WHAT YOU WILL DO - Give the count of lines in the records that contain the string "Предварительная", and write nothing but that number.

(Entries from a dataset of interfaces)

Content starts

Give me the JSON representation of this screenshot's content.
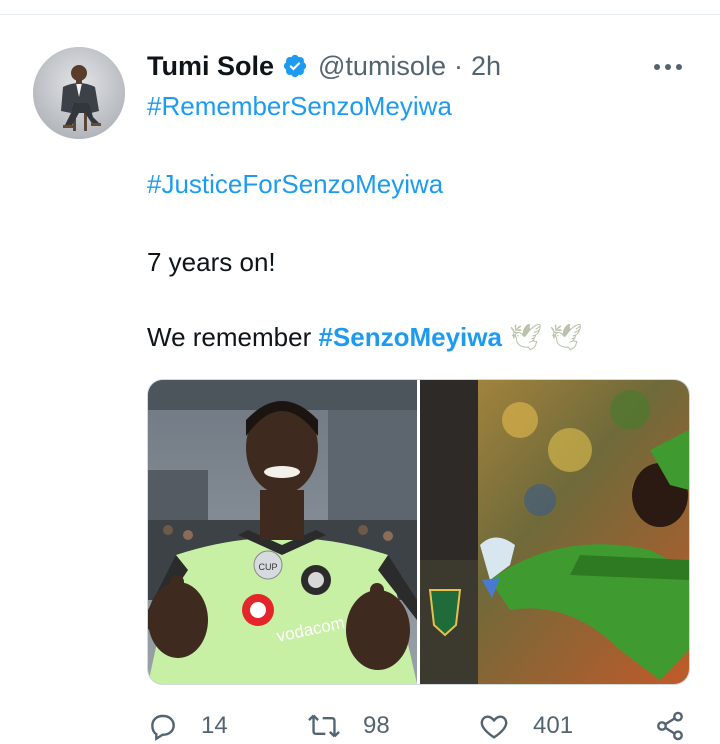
{
  "tweet": {
    "author_name": "Tumi Sole",
    "handle": "@tumisole",
    "separator": "·",
    "time": "2h",
    "lines": {
      "hashtag1": "#RememberSenzoMeyiwa",
      "hashtag2": "#JusticeForSenzoMeyiwa",
      "line3": "7 years on!",
      "line4_prefix": "We remember ",
      "line4_hashtag": "#SenzoMeyiwa",
      "line4_emoji": "🕊 🕊"
    }
  },
  "media": {
    "left_photo": {
      "badge_text": "CUP",
      "sponsor_text": "vodacom"
    }
  },
  "actions": {
    "replies": "14",
    "retweets": "98",
    "likes": "401"
  },
  "colors": {
    "accent": "#1d9bf0",
    "secondary_text": "#536471",
    "primary_text": "#0f1419",
    "divider": "#e6ecf0"
  },
  "icons": [
    "verified-icon",
    "more-icon",
    "reply-icon",
    "retweet-icon",
    "like-icon",
    "share-icon"
  ]
}
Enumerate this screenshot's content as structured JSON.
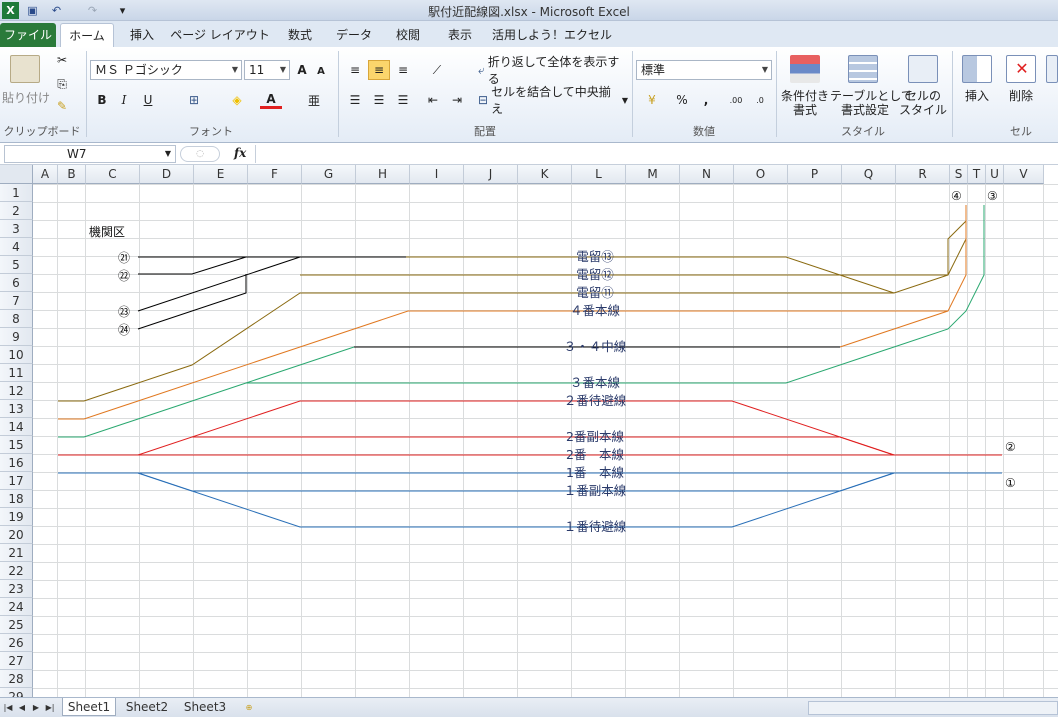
{
  "window": {
    "title": "駅付近配線図.xlsx - Microsoft Excel"
  },
  "ribbon": {
    "tabs": [
      "ファイル",
      "ホーム",
      "挿入",
      "ページ レイアウト",
      "数式",
      "データ",
      "校閲",
      "表示",
      "活用しよう！エクセル"
    ],
    "clipboard": {
      "paste_label": "貼り付け",
      "group_label": "クリップボード"
    },
    "font": {
      "name": "ＭＳ Ｐゴシック",
      "size": "11",
      "bold": "B",
      "italic": "I",
      "underline": "U",
      "group_label": "フォント"
    },
    "alignment": {
      "wrap_label": "折り返して全体を表示する",
      "merge_label": "セルを結合して中央揃え",
      "group_label": "配置"
    },
    "number": {
      "format": "標準",
      "percent": "%",
      "comma": ",",
      "group_label": "数値"
    },
    "styles": {
      "conditional_label": "条件付き\n書式",
      "table_label": "テーブルとして\n書式設定",
      "cell_style_label": "セルの\nスタイル",
      "group_label": "スタイル"
    },
    "cells": {
      "insert_label": "挿入",
      "delete_label": "削除",
      "group_label": "セル"
    }
  },
  "formula_bar": {
    "name_box": "W7",
    "fx": "fx",
    "value": ""
  },
  "grid": {
    "columns": [
      "A",
      "B",
      "C",
      "D",
      "E",
      "F",
      "G",
      "H",
      "I",
      "J",
      "K",
      "L",
      "M",
      "N",
      "O",
      "P",
      "Q",
      "R",
      "S",
      "T",
      "U",
      "V"
    ],
    "rows": [
      "1",
      "2",
      "3",
      "4",
      "5",
      "6",
      "7",
      "8",
      "9",
      "10",
      "11",
      "12",
      "13",
      "14",
      "15",
      "16",
      "17",
      "18",
      "19",
      "20",
      "21",
      "22",
      "23",
      "24",
      "25",
      "26",
      "27",
      "28",
      "29"
    ]
  },
  "diagram": {
    "depot_label": "機関区",
    "siding_labels": [
      "㉑",
      "㉒",
      "㉓",
      "㉔"
    ],
    "track_labels": {
      "t13": "電留⑬",
      "t12": "電留⑫",
      "t11": "電留⑪",
      "line4": "４番本線",
      "mid34": "３・４中線",
      "line3": "３番本線",
      "wait2": "２番待避線",
      "sub2": "2番副本線",
      "main2": "2番　本線",
      "main1": "1番　本線",
      "sub1": "１番副本線",
      "wait1": "１番待避線"
    },
    "end_markers": {
      "m4": "④",
      "m3": "③",
      "m2": "②",
      "m1": "①"
    },
    "colors": {
      "black": "#000000",
      "brown": "#8a6a10",
      "orange": "#e07820",
      "green": "#2aa870",
      "red": "#e02020",
      "blue": "#2a70b8"
    }
  },
  "sheets": {
    "tabs": [
      "Sheet1",
      "Sheet2",
      "Sheet3"
    ],
    "active": "Sheet1"
  }
}
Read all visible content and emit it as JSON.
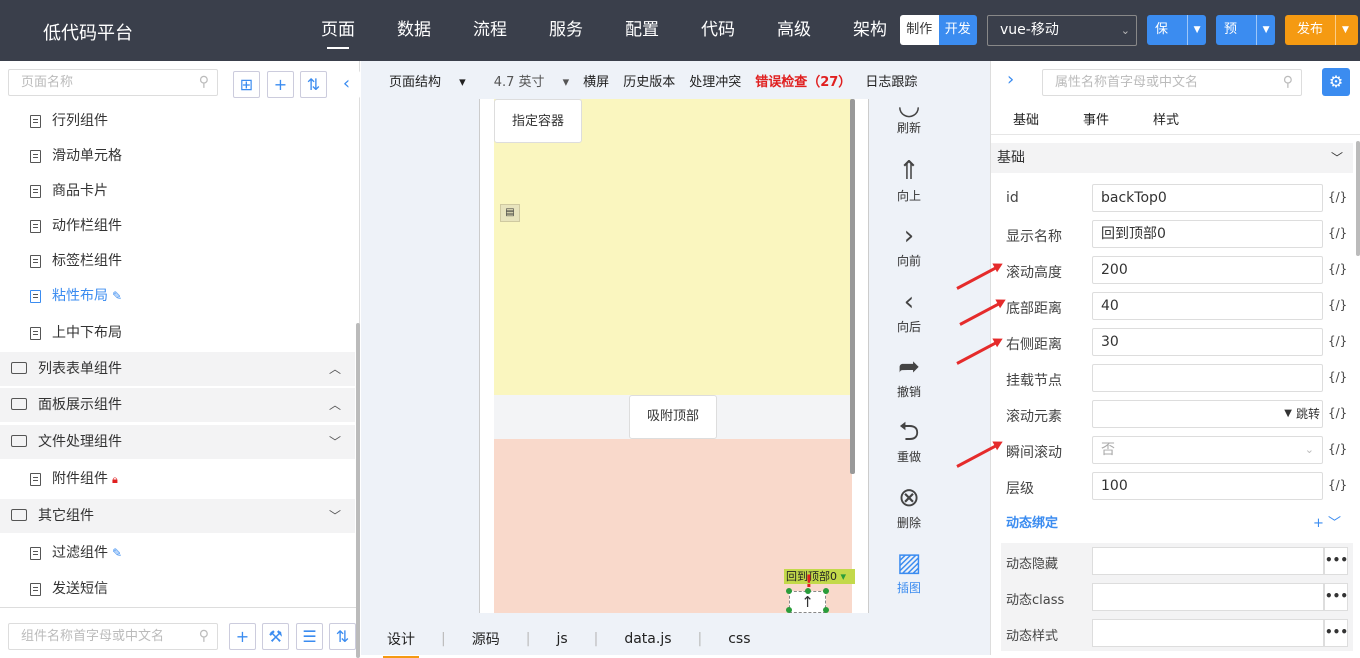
{
  "app": {
    "title": "低代码平台"
  },
  "nav": [
    "页面",
    "数据",
    "流程",
    "服务",
    "配置",
    "代码",
    "高级",
    "架构"
  ],
  "mode": {
    "make": "制作",
    "dev": "开发"
  },
  "env": {
    "value": "vue-移动"
  },
  "buttons": {
    "save": "保存",
    "preview": "预览",
    "publish": "发布"
  },
  "left": {
    "search_placeholder": "页面名称",
    "bottom_search_placeholder": "组件名称首字母或中文名",
    "items": [
      "行列组件",
      "滑动单元格",
      "商品卡片",
      "动作栏组件",
      "标签栏组件",
      "粘性布局",
      "上中下布局"
    ],
    "groups": [
      "列表表单组件",
      "面板展示组件",
      "文件处理组件",
      "其它组件"
    ],
    "sub_items": [
      "附件组件",
      "过滤组件",
      "发送短信"
    ]
  },
  "toolbar": {
    "structure": "页面结构",
    "size": "4.7 英寸",
    "landscape": "横屏",
    "history": "历史版本",
    "conflict": "处理冲突",
    "error_check": "错误检查（27）",
    "log": "日志跟踪"
  },
  "canvas": {
    "container_btn": "指定容器",
    "sticky_btn": "吸附顶部",
    "backtop_label": "回到顶部0",
    "backtop_icon": "↑"
  },
  "actions": [
    "刷新",
    "向上",
    "向前",
    "向后",
    "撤销",
    "重做",
    "删除",
    "插图"
  ],
  "bottom_tabs": [
    "设计",
    "源码",
    "js",
    "data.js",
    "css"
  ],
  "right": {
    "search_placeholder": "属性名称首字母或中文名",
    "tabs": [
      "基础",
      "事件",
      "样式"
    ],
    "section": "基础",
    "props": [
      {
        "key": "id",
        "value": "backTop0"
      },
      {
        "key": "显示名称",
        "value": "回到顶部0"
      },
      {
        "key": "滚动高度",
        "value": "200"
      },
      {
        "key": "底部距离",
        "value": "40"
      },
      {
        "key": "右侧距离",
        "value": "30"
      },
      {
        "key": "挂载节点",
        "value": ""
      },
      {
        "key": "滚动元素",
        "value": ""
      },
      {
        "key": "瞬间滚动",
        "value": "否"
      },
      {
        "key": "层级",
        "value": "100"
      }
    ],
    "jump": "跳转",
    "fx": "{/}",
    "dynamic": {
      "title": "动态绑定",
      "rows": [
        "动态隐藏",
        "动态class",
        "动态样式"
      ],
      "dots": "•••"
    }
  },
  "colors": {
    "accent": "#3b8cf0",
    "publish": "#f59a12",
    "topbar": "#3a3f4b",
    "error": "#e02020"
  }
}
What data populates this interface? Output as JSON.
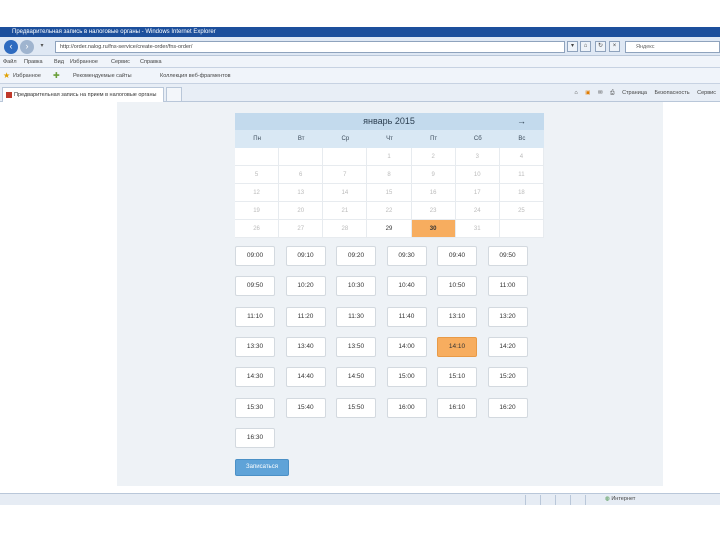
{
  "window": {
    "title": "Предварительная запись в налоговые органы - Windows Internet Explorer"
  },
  "browser": {
    "address": "http://order.nalog.ru/fns-service/create-order/fns-order/",
    "search_placeholder": "Яндекс",
    "menu": [
      "Файл",
      "Правка",
      "Вид",
      "Избранное",
      "Сервис",
      "Справка"
    ],
    "favorites_label": "Избранное",
    "favorites": [
      "Рекомендуемые сайты",
      "Коллекция веб-фрагментов"
    ],
    "tab_title": "Предварительная запись на прием в налоговые органы",
    "commands": [
      "Страница",
      "Безопасность",
      "Сервис"
    ],
    "status_zone": "Интернет"
  },
  "calendar": {
    "month_title": "январь 2015",
    "next_label": "→",
    "weekdays": [
      "Пн",
      "Вт",
      "Ср",
      "Чт",
      "Пт",
      "Сб",
      "Вс"
    ],
    "weeks": [
      [
        "",
        "",
        "",
        "1",
        "2",
        "3",
        "4"
      ],
      [
        "5",
        "6",
        "7",
        "8",
        "9",
        "10",
        "11"
      ],
      [
        "12",
        "13",
        "14",
        "15",
        "16",
        "17",
        "18"
      ],
      [
        "19",
        "20",
        "21",
        "22",
        "23",
        "24",
        "25"
      ],
      [
        "26",
        "27",
        "28",
        "29",
        "30",
        "31",
        ""
      ]
    ],
    "available_days": [
      "29"
    ],
    "selected_day": "30"
  },
  "time_slots": {
    "rows": [
      [
        "09:00",
        "09:10",
        "09:20",
        "09:30",
        "09:40",
        "09:50"
      ],
      [
        "09:50",
        "10:20",
        "10:30",
        "10:40",
        "10:50",
        "11:00"
      ],
      [
        "11:10",
        "11:20",
        "11:30",
        "11:40",
        "13:10",
        "13:20"
      ],
      [
        "13:30",
        "13:40",
        "13:50",
        "14:00",
        "14:10",
        "14:20"
      ],
      [
        "14:30",
        "14:40",
        "14:50",
        "15:00",
        "15:10",
        "15:20"
      ],
      [
        "15:30",
        "15:40",
        "15:50",
        "16:00",
        "16:10",
        "16:20"
      ],
      [
        "16:30"
      ]
    ],
    "selected": "14:10"
  },
  "submit_label": "Записаться",
  "colors": {
    "accent_selected": "#f7ad5f",
    "header_blue": "#c3daed",
    "button_blue": "#5fa3d8"
  }
}
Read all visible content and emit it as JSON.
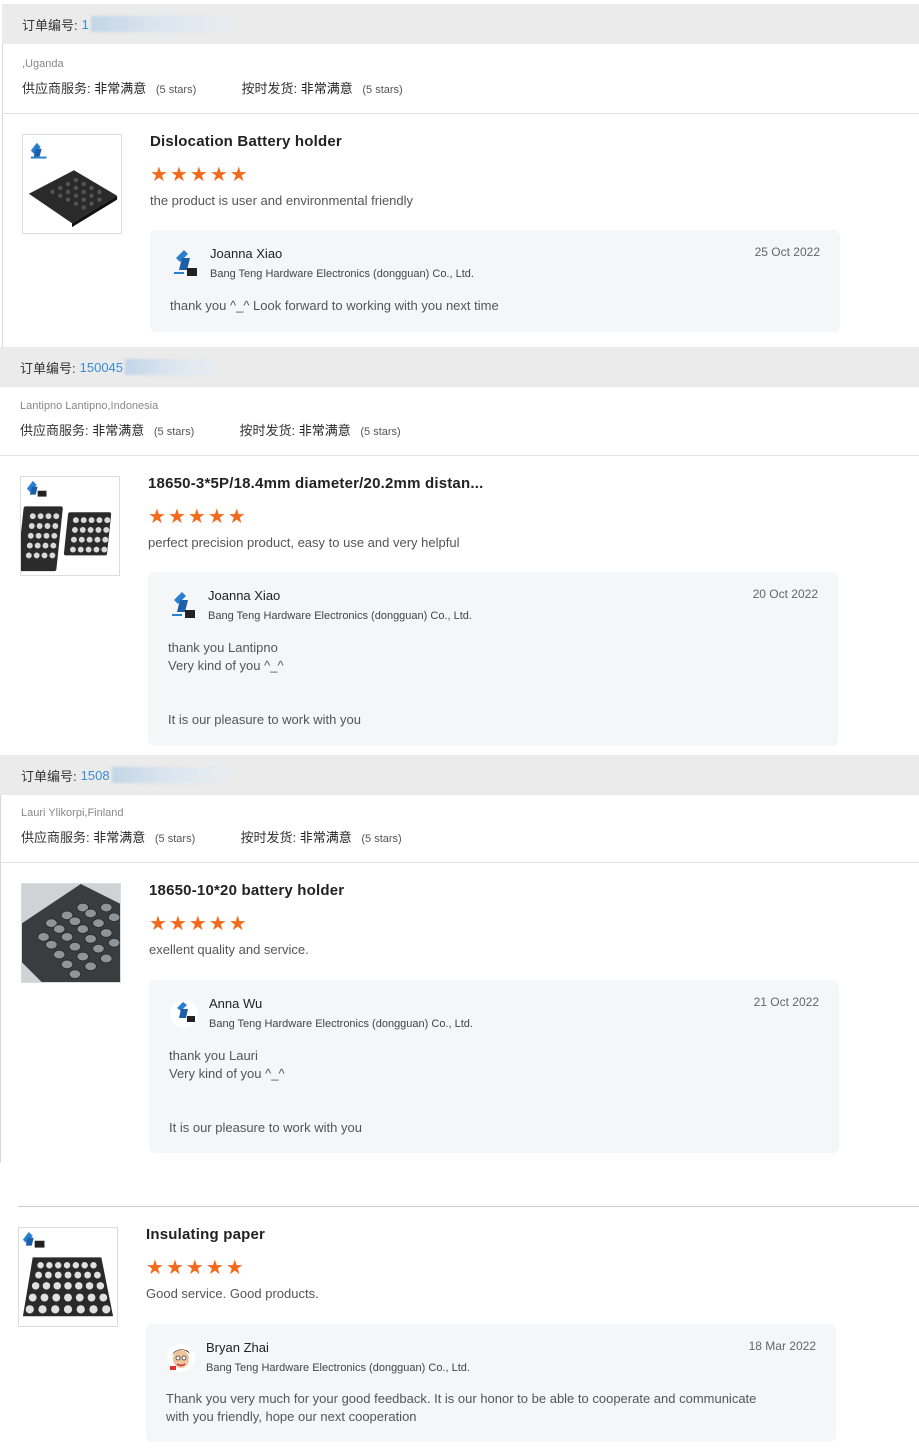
{
  "orders": [
    {
      "order_label": "订单编号:",
      "order_number": "1",
      "buyer_location": ",Uganda",
      "supplier_service_label": "供应商服务:",
      "supplier_service_value": "非常满意",
      "supplier_service_stars": "(5 stars)",
      "shipping_label": "按时发货:",
      "shipping_value": "非常满意",
      "shipping_stars": "(5 stars)",
      "product_title": "Dislocation Battery holder",
      "rating": 5,
      "review_text": "the product is user and environmental friendly",
      "reply": {
        "name": "Joanna Xiao",
        "company": "Bang Teng Hardware Electronics (dongguan) Co., Ltd.",
        "date": "25 Oct 2022",
        "lines": [
          "thank you  ^_^ Look forward to working with you next time"
        ]
      }
    },
    {
      "order_label": "订单编号:",
      "order_number": "150045",
      "buyer_location": "Lantipno Lantipno,Indonesia",
      "supplier_service_label": "供应商服务:",
      "supplier_service_value": "非常满意",
      "supplier_service_stars": "(5 stars)",
      "shipping_label": "按时发货:",
      "shipping_value": "非常满意",
      "shipping_stars": "(5 stars)",
      "product_title": "18650-3*5P/18.4mm diameter/20.2mm distan...",
      "rating": 5,
      "review_text": "perfect precision product, easy to use and very helpful",
      "reply": {
        "name": "Joanna Xiao",
        "company": "Bang Teng Hardware Electronics (dongguan) Co., Ltd.",
        "date": "20 Oct 2022",
        "lines": [
          "thank you Lantipno",
          "Very kind of you ^_^",
          "",
          "It is our pleasure to work with you"
        ]
      }
    },
    {
      "order_label": "订单编号:",
      "order_number": "1508",
      "buyer_location": "Lauri Ylikorpi,Finland",
      "supplier_service_label": "供应商服务:",
      "supplier_service_value": "非常满意",
      "supplier_service_stars": "(5 stars)",
      "shipping_label": "按时发货:",
      "shipping_value": "非常满意",
      "shipping_stars": "(5 stars)",
      "product_title": "18650-10*20 battery holder",
      "rating": 5,
      "review_text": "exellent quality and service.",
      "reply": {
        "name": "Anna Wu",
        "company": "Bang Teng Hardware Electronics (dongguan) Co., Ltd.",
        "date": "21 Oct 2022",
        "lines": [
          "thank you Lauri",
          "Very kind of you ^_^",
          "",
          "It is our pleasure to work with you"
        ]
      }
    },
    {
      "product_title": "Insulating paper",
      "rating": 5,
      "review_text": "Good service. Good products.",
      "reply": {
        "name": "Bryan Zhai",
        "company": "Bang Teng Hardware Electronics (dongguan) Co., Ltd.",
        "date": "18 Mar 2022",
        "lines": [
          "Thank you very much for your good feedback. It is our honor to be able to cooperate and communicate",
          "with you friendly, hope our next cooperation"
        ]
      }
    }
  ],
  "star_glyph": "★",
  "star_color": "#f26a1b",
  "order_number_color": "#3a8dd6",
  "icons": [
    "company-logo-icon",
    "person-avatar-icon"
  ]
}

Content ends

ANSWER FOR THIS EXERCISE - 2